In all actuality, I probably didn’t really need to be there at all.
As I watch the figure skating now, it’s a different story as I’m not in danger of being admitted at the moment, but the memories are coming back.
The TV room was crowded, and fortunately, there weren’t any arguments about what shows to watch or no noticeable fights over the remote control, but I didn’t feel comfortable- the room was decorated with ugly paintings with gilded frames, the walls were dreary, and like me, all of the patients were so drugged, out of it, psychotic, or depressed that there wasn’t a whole lot of cheering for the athletes going on.
The day was so full of activities they wouldn’t let me adjust to the time difference and let me sleep.
I connected to some of the patients more than others.
There was the patient who stared at me enviously all the time because I had a carton full of duty-free cigarettes and he didn’t have any. He wigged me out so badly that I mostly stayed out of the TV room, where he was firmly ensconced.
There was a woman who wrote beautiful poems about how we were all living in her dreams; I knew instantly she was confused as life was really something that I had dreamed, not her.
Another woman was a chronic patient- she couldn’t cope in the real world, but knew the ins and outs of that place and would forever return.
I vowed never to become like that and planned for my release as soon as I could. To that end, I constantly called everyone I knew, trying to earn my freedom. I felt more like I was trapped in a jail than in any kind of helpful place-there weren’t any windows with views, and I definitely didn’t have a private room.
I was lucky enough to get out and stayed with my family for a few days.

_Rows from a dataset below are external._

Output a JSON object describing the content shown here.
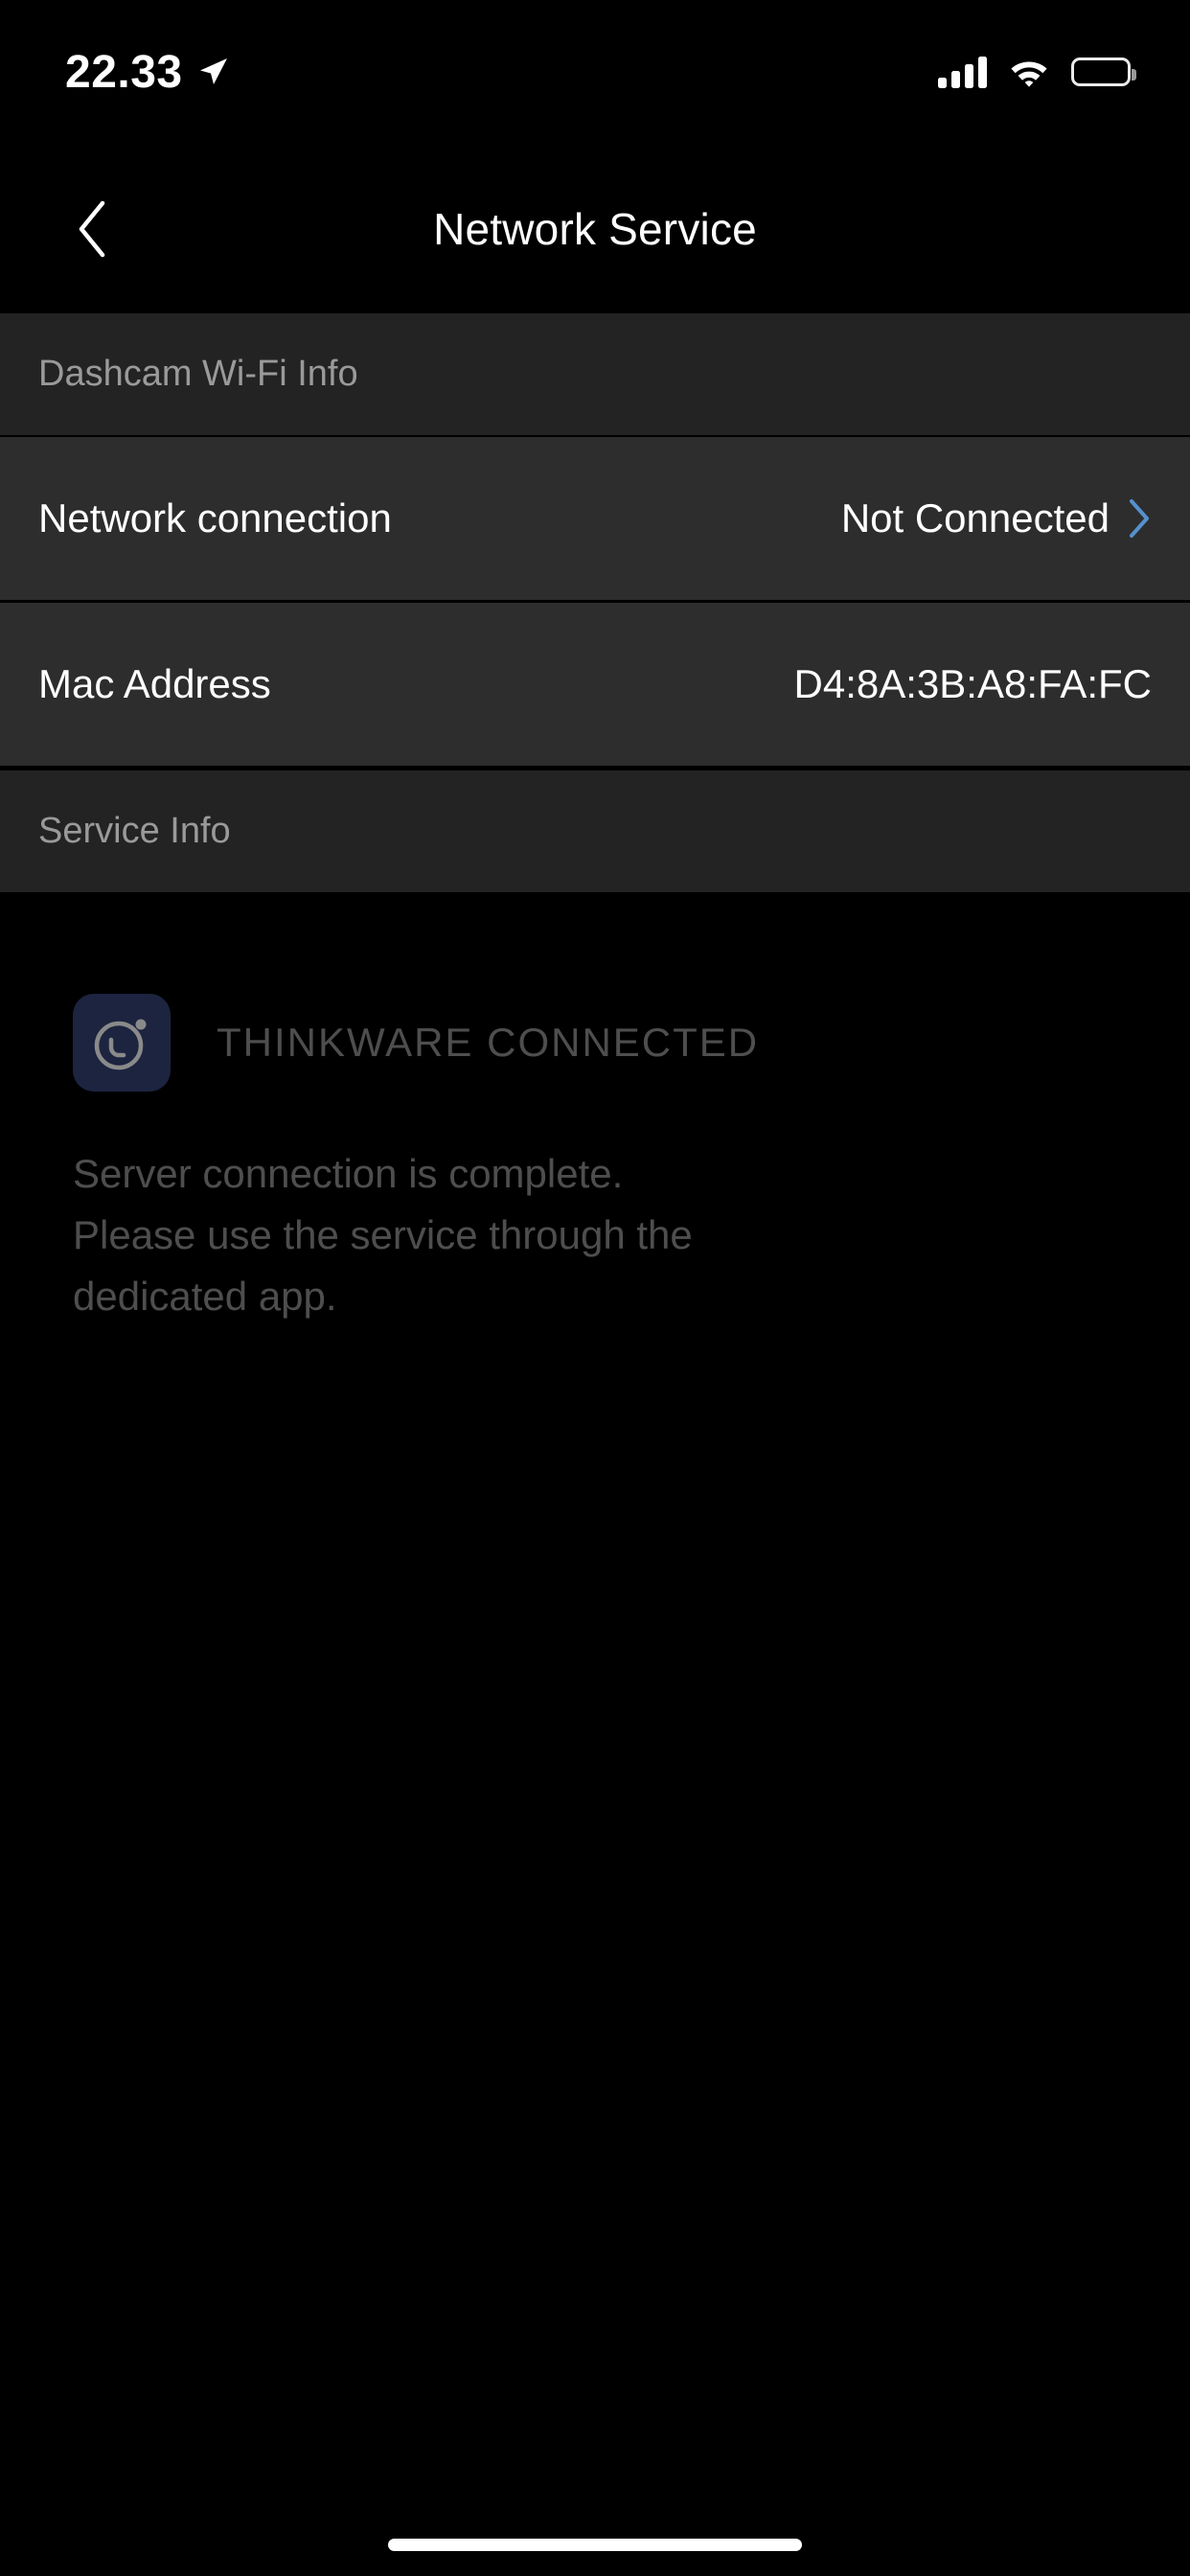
{
  "status_bar": {
    "time": "22.33",
    "location_icon": "location-arrow-icon",
    "cellular_icon": "cellular-signal-icon",
    "cellular_bars": 4,
    "wifi_icon": "wifi-icon",
    "battery_icon": "battery-full-icon",
    "battery_level": 100
  },
  "nav": {
    "back_icon": "chevron-left-icon",
    "title": "Network Service"
  },
  "sections": [
    {
      "header": "Dashcam Wi-Fi Info",
      "rows": [
        {
          "label": "Network connection",
          "value": "Not Connected",
          "chevron_icon": "chevron-right-icon",
          "has_chevron": true
        },
        {
          "label": "Mac Address",
          "value": "D4:8A:3B:A8:FA:FC",
          "has_chevron": false
        }
      ]
    },
    {
      "header": "Service Info",
      "rows": []
    }
  ],
  "service_info": {
    "logo_icon": "thinkware-dashcam-lens-icon",
    "brand_name": "THINKWARE CONNECTED",
    "description": "Server connection is complete.\nPlease use the service through the\ndedicated app."
  },
  "home_indicator": "home-indicator-bar",
  "colors": {
    "background": "#000000",
    "section_header_bg": "#232323",
    "row_bg": "#2d2d2d",
    "divider": "#000000",
    "primary_text": "#ffffff",
    "secondary_text": "#9a9a9a",
    "muted_text": "#4e4e4e",
    "accent_chevron": "#5591cc",
    "logo_bg": "#1d2440",
    "logo_fg": "#8a8a8a"
  }
}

I had missed quite a bit of the Olympics and my enjoyment levels were definitely not as high as they should have been when I got out. I had a double culture shock from returning to the US and from being in such a horrendous place, if even for a brief time.